Stored items from a collection
* * *
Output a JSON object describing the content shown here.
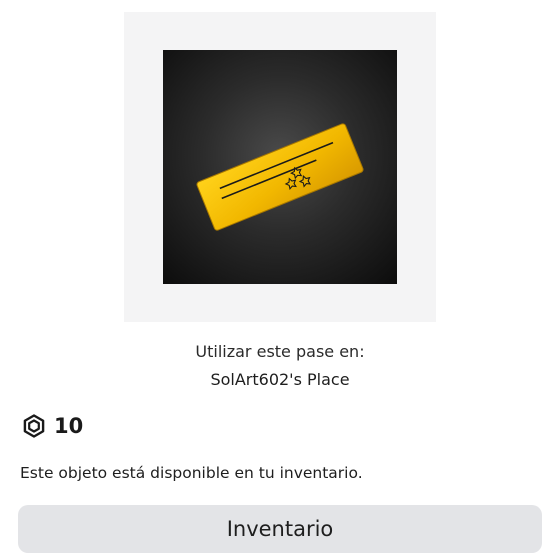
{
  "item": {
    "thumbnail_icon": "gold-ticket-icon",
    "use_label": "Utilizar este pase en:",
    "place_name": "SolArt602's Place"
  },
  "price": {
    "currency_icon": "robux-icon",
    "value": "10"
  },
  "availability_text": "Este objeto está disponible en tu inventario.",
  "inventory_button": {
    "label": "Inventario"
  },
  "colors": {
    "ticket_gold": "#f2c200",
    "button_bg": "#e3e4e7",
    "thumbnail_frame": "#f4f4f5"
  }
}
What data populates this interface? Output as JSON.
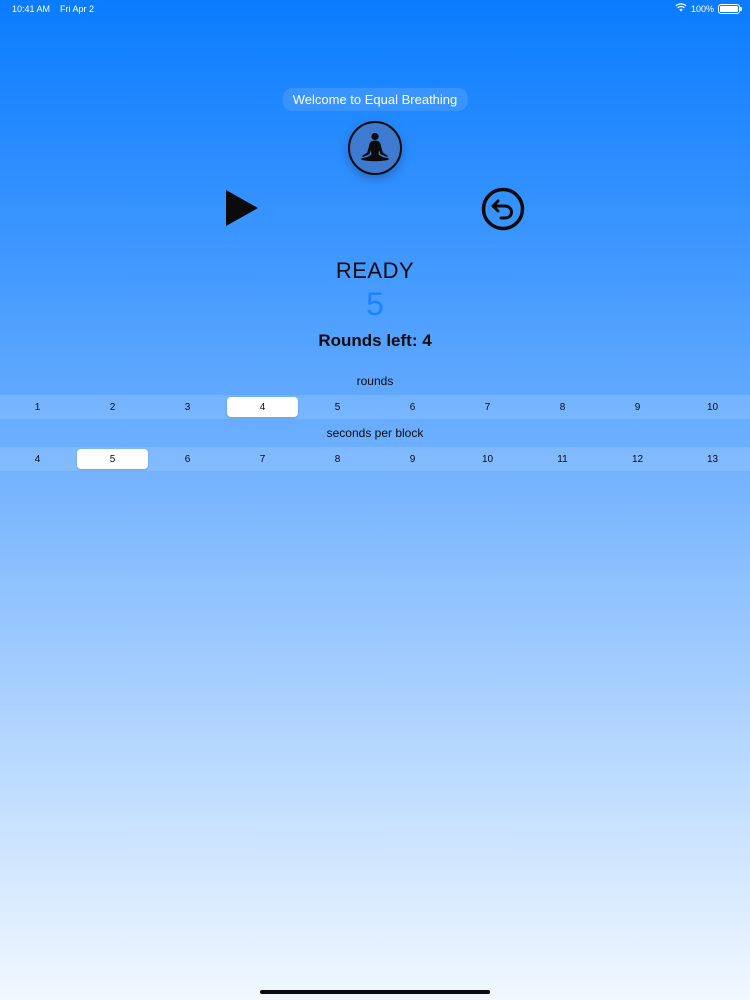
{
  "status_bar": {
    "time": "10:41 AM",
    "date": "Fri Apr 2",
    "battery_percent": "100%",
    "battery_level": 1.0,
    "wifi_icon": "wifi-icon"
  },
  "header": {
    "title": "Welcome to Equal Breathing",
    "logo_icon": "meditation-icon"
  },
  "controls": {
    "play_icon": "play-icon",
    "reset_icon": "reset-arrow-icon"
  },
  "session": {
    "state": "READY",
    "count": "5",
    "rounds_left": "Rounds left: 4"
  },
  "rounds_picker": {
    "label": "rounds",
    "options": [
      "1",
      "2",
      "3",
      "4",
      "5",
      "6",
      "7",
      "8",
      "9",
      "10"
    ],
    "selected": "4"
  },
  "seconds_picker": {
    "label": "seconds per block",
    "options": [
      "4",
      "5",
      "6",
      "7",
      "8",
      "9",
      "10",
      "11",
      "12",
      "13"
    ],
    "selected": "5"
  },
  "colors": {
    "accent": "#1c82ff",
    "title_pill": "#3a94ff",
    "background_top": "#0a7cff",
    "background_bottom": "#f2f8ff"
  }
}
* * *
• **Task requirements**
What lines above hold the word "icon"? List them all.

• **Solved exercise**
    "thumbnail_icon": "gold-ticket-icon",
    "currency_icon": "robux-icon",
    "wifi_icon": "wifi-icon"
    "logo_icon": "meditation-icon"
    "play_icon": "play-icon",
    "reset_icon": "reset-arrow-icon"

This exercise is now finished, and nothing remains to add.